For this month, for our 9th episode, our speakers walk us through the general outlines of these two new papers and also masterfully articulate the ways in which these findings connect to what currently is practiced within the field of Food Microbiology.
Caitlin and Meghan look into the use of CRISPRSeroSeq as a method for Salmonella serotype identification. This method allows for rapid and specific identification of low abundance serovars within a sample, which could revolutionize the surveillance of foodborne pathogens. This technology has the potential to increase the response rate and traceback of foodborne outbreaks of the most common foodborne disease-causing pathogen in the United States. This month we even had the pleasure of interviewing Assistant Professor at Gettysburg College, Dr. Nikki Shariat, who is one of the authors of our first paper! Dr. Shariat has a strong background in Salmonella and is currently utilizing it to develop CRISPR-based molecular tools for Salmonella surveillance.

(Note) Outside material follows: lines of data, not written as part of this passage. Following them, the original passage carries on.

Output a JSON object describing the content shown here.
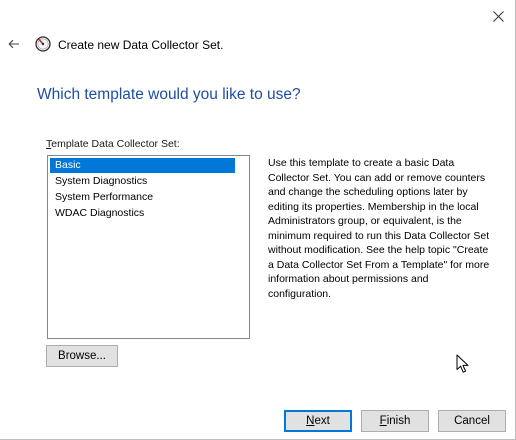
{
  "window": {
    "title": "Create new Data Collector Set."
  },
  "icons": {
    "close": "close-icon",
    "back": "back-arrow-icon",
    "app": "data-collector-gauge-icon",
    "cursor": "mouse-pointer-icon"
  },
  "heading": "Which template would you like to use?",
  "template_list": {
    "label_mnemonic": "T",
    "label_rest": "emplate Data Collector Set:",
    "items": [
      {
        "label": "Basic",
        "selected": true
      },
      {
        "label": "System Diagnostics",
        "selected": false
      },
      {
        "label": "System Performance",
        "selected": false
      },
      {
        "label": "WDAC Diagnostics",
        "selected": false
      }
    ]
  },
  "description": "Use this template to create a basic Data Collector Set. You can add or remove counters and change the scheduling options later by editing its properties. Membership in the local Administrators group, or equivalent, is the minimum required to run this Data Collector Set without modification. See the help topic \"Create a Data Collector Set From a Template\" for more information about permissions and configuration.",
  "buttons": {
    "browse": {
      "label": "Browse..."
    },
    "next": {
      "mnemonic": "N",
      "rest": "ext"
    },
    "finish": {
      "mnemonic": "F",
      "rest": "inish"
    },
    "cancel": {
      "label": "Cancel"
    }
  },
  "colors": {
    "heading": "#1f4ea1",
    "selection": "#0078d7",
    "button_face": "#e1e1e1",
    "default_button_border": "#0078d7"
  }
}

Our second paper outlines the exciting new potential of incorporating bacteriophages into chitosan-based edible films as an alternative method for biocontrol in food packaging. The paired antimicrobial properties of bacteriophages and chitosan address the issues of plastic waste in the food industry without compromising on food safety!

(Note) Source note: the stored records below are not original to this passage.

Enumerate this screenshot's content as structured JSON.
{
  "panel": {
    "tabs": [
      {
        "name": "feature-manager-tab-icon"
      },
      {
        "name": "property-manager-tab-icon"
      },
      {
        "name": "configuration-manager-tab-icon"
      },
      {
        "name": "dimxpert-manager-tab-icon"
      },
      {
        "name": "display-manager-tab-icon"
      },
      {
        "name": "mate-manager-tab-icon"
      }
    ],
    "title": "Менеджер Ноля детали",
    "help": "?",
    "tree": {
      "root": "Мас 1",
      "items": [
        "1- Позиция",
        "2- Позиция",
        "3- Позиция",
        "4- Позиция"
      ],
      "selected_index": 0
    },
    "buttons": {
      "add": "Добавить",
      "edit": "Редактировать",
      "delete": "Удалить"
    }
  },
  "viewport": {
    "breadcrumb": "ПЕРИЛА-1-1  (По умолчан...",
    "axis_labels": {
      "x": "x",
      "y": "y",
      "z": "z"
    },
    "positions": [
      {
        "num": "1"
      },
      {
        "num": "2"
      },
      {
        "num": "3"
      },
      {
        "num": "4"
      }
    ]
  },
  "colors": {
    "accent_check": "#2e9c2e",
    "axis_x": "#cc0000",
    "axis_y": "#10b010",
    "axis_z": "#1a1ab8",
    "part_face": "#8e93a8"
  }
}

Thompson, C. P., A. N. Doak, N. Amirani, E. A. Schroeder, J.Wright, S. Kariyawasam, R. Lamendella, and N. W. Shariat. 2018. High-resolutionidentification of multiple Salmonella serovars in a single sample usingCRISPR-SeroSeq.Appl Environ Microbiol.

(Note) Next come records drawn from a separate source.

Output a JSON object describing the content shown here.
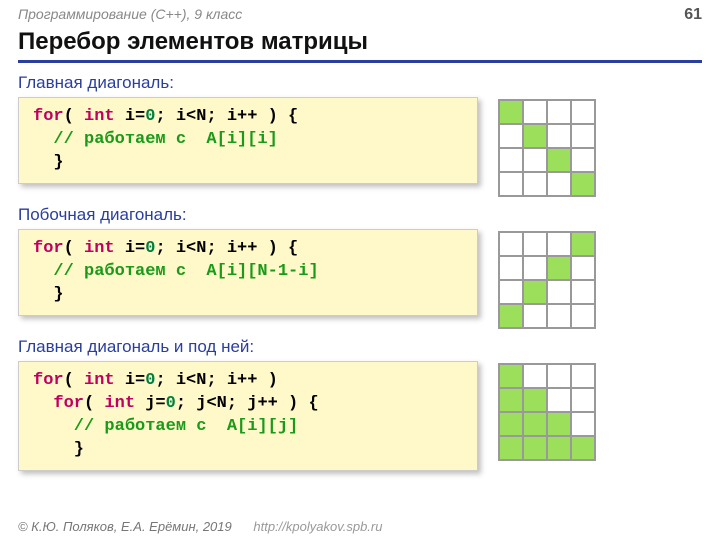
{
  "header": {
    "course": "Программирование (С++), 9 класс",
    "page": "61"
  },
  "title": "Перебор элементов матрицы",
  "sections": {
    "s1": {
      "label": "Главная диагональ:",
      "code": {
        "for1": "for",
        "lp1": "( ",
        "int1": "int",
        "sp1": " i=",
        "z1": "0",
        "rest1": "; i<N; i++ ) {",
        "cmt": "  // работаем с  A[i][i]",
        "brace": "  }"
      },
      "grid": [
        1,
        0,
        0,
        0,
        0,
        1,
        0,
        0,
        0,
        0,
        1,
        0,
        0,
        0,
        0,
        1
      ]
    },
    "s2": {
      "label": "Побочная диагональ:",
      "code": {
        "for1": "for",
        "lp1": "( ",
        "int1": "int",
        "sp1": " i=",
        "z1": "0",
        "rest1": "; i<N; i++ ) {",
        "cmt": "  // работаем с  A[i][N-1-i]",
        "brace": "  }"
      },
      "grid": [
        0,
        0,
        0,
        1,
        0,
        0,
        1,
        0,
        0,
        1,
        0,
        0,
        1,
        0,
        0,
        0
      ]
    },
    "s3": {
      "label": "Главная диагональ и под ней:",
      "code": {
        "for1": "for",
        "lp1": "( ",
        "int1": "int",
        "sp1": " i=",
        "z1": "0",
        "rest1": "; i<N; i++ ) ",
        "for2": "for",
        "lp2": "( ",
        "int2": "int",
        "sp2": " j=",
        "z2": "0",
        "rest2": "; j<N; j++ ) {",
        "cmt": "    // работаем с  A[i][j]",
        "brace": "    }"
      },
      "grid": [
        1,
        0,
        0,
        0,
        1,
        1,
        0,
        0,
        1,
        1,
        1,
        0,
        1,
        1,
        1,
        1
      ]
    }
  },
  "footer": {
    "credit": "© К.Ю. Поляков, Е.А. Ерёмин, 2019",
    "url": "http://kpolyakov.spb.ru"
  }
}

Amarillas, L., L. Lightbourn, A. K. Angulo-Gaxiola, J.Heredia, A. González-Robles, and J. León-Félix. 2018. The antibacterial effectof chitosan-based edible coating incorporated with a lytic bacteriophageagainst Escherichia coli O157:H7 on the surface of tomatoes.